Opening the Government and improving public engagement has many aspects being addressed by many and especially by those of us interested in improving the quality dialogue in the citizenry and promoting new ideas for deliberative democracy. One aspect not getting much attention as yet is getting beyond just increasing citizen input to the governing process to also increasing the quality of citizen understanding of the major issues.
We Americans are relatively ignorant about the world outside our borders and to some extent outside our regional localities as well. Many are one issue oriented and often ‘my backyard’ focused. Public engagement and opening the government should perhaps simultaneously address the quality and quantity of participation and collaboration with the government along with the desired ‘opening’ of the governing structure to more effective engagement.
Here are some basic concepts we might follow in this direction. 1) Rather than ‘one-off’ or occasional encounters, programs to improve dialogue and citizen participation should be sustaining so that those participating can maintain interest and grow in the quality and quantity of their contributions.
2) We must have real and sustaining diversity in the programs—the ‘reds and the blues’, the ‘farmers and the cowboys’ (remembering Oklahoma), the military and the pacifists, etc. 3) And, we must engage the local citizen with the professional advocates of differing policy choices (those at home engaging in the vigorous policy dialogue generated by our leading think tanks on all sides of the issues). Reading only from our textbooks or our condensed issue handbooks is not the same as listening to the debates live or virtually live and then reflecting with their neighbors on what they hear—especially with those of opposing viewpoints.
In addition to organizing the open government and public engagement from Washington and the Federal Government out (that is, top-down), let’s also work from the bottom up. How many colleges and community colleges with multiple numbers of political science and government teachers do we have in the US? How many high schools with teachers of social studies do we have?
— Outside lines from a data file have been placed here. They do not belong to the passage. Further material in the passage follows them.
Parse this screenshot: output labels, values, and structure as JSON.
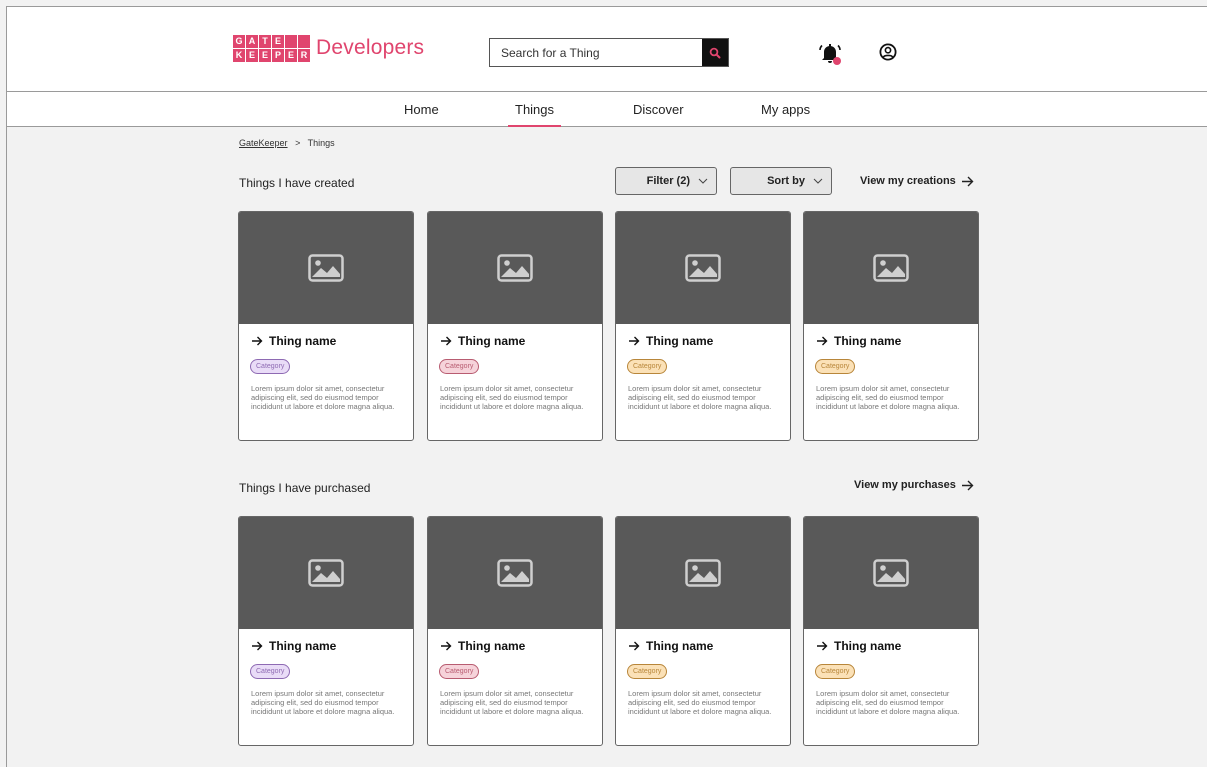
{
  "header": {
    "logo_letters_top": [
      "G",
      "A",
      "T",
      "E",
      "",
      ""
    ],
    "logo_letters_bottom": [
      "K",
      "E",
      "E",
      "P",
      "E",
      "R"
    ],
    "brand": "Developers",
    "search_placeholder": "Search for a Thing",
    "search_icon": "search-icon",
    "notification_icon": "bell-icon",
    "user_icon": "user-circle-icon",
    "accent_color": "#e0456e"
  },
  "nav": {
    "items": [
      {
        "label": "Home"
      },
      {
        "label": "Things"
      },
      {
        "label": "Discover"
      },
      {
        "label": "My apps"
      }
    ],
    "active": "Things"
  },
  "breadcrumb": {
    "root": "GateKeeper",
    "separator": ">",
    "current": "Things"
  },
  "created": {
    "title": "Things I have created",
    "filter_label": "Filter (2)",
    "sort_label": "Sort by",
    "view_link": "View my creations",
    "cards": [
      {
        "name": "Thing name",
        "category": "Category",
        "color": "purple",
        "desc": "Lorem ipsum dolor sit amet, consectetur adipiscing elit, sed do eiusmod tempor incididunt ut labore et dolore magna aliqua."
      },
      {
        "name": "Thing name",
        "category": "Category",
        "color": "pink",
        "desc": "Lorem ipsum dolor sit amet, consectetur adipiscing elit, sed do eiusmod tempor incididunt ut labore et dolore magna aliqua."
      },
      {
        "name": "Thing name",
        "category": "Category",
        "color": "orange",
        "desc": "Lorem ipsum dolor sit amet, consectetur adipiscing elit, sed do eiusmod tempor incididunt ut labore et dolore magna aliqua."
      },
      {
        "name": "Thing name",
        "category": "Category",
        "color": "orange",
        "desc": "Lorem ipsum dolor sit amet, consectetur adipiscing elit, sed do eiusmod tempor incididunt ut labore et dolore magna aliqua."
      }
    ]
  },
  "purchased": {
    "title": "Things I have purchased",
    "view_link": "View my purchases",
    "cards": [
      {
        "name": "Thing name",
        "category": "Category",
        "color": "purple",
        "desc": "Lorem ipsum dolor sit amet, consectetur adipiscing elit, sed do eiusmod tempor incididunt ut labore et dolore magna aliqua."
      },
      {
        "name": "Thing name",
        "category": "Category",
        "color": "pink",
        "desc": "Lorem ipsum dolor sit amet, consectetur adipiscing elit, sed do eiusmod tempor incididunt ut labore et dolore magna aliqua."
      },
      {
        "name": "Thing name",
        "category": "Category",
        "color": "orange",
        "desc": "Lorem ipsum dolor sit amet, consectetur adipiscing elit, sed do eiusmod tempor incididunt ut labore et dolore magna aliqua."
      },
      {
        "name": "Thing name",
        "category": "Category",
        "color": "orange",
        "desc": "Lorem ipsum dolor sit amet, consectetur adipiscing elit, sed do eiusmod tempor incididunt ut labore et dolore magna aliqua."
      }
    ]
  }
}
How many local branches of the American Legion, the Veterans for Foreign Wars, the League of Women Voters, the NRA, and others do we have?
Is there not some way to engage our local leaders in active, sustained dialogue that will both generate new, increased and informed interest in public policy issues and also significantly increase the quality of understanding and resulting engagement in the public dialogue?
A phenomenal number of professionals and organizations now exist, and more are appearing each year, with the strategy and competence to carry out this task. Many are in fact already doing the basics of what is suggested here. But a nation-wide and sustainable program is not yet on the table. Is it possible that something like Mayor Khai Degner’s Sustainability Summit (May 30, 2009, in Harrisonburg VA) using any of the methodologies like open space, world café, issues forums, sustained dialogue, or many others could be held regularly in virtually every county in the U S? Is it possible that Rotary Clubs, the Eagles, the Elks, the VFW, the American Legion and many other community organizations could be enticed to join in public dialogues about major policy issues? Is it possible that our political scientists and social studies teachers, and others as well, could actively join in to support and to assist such endeavors?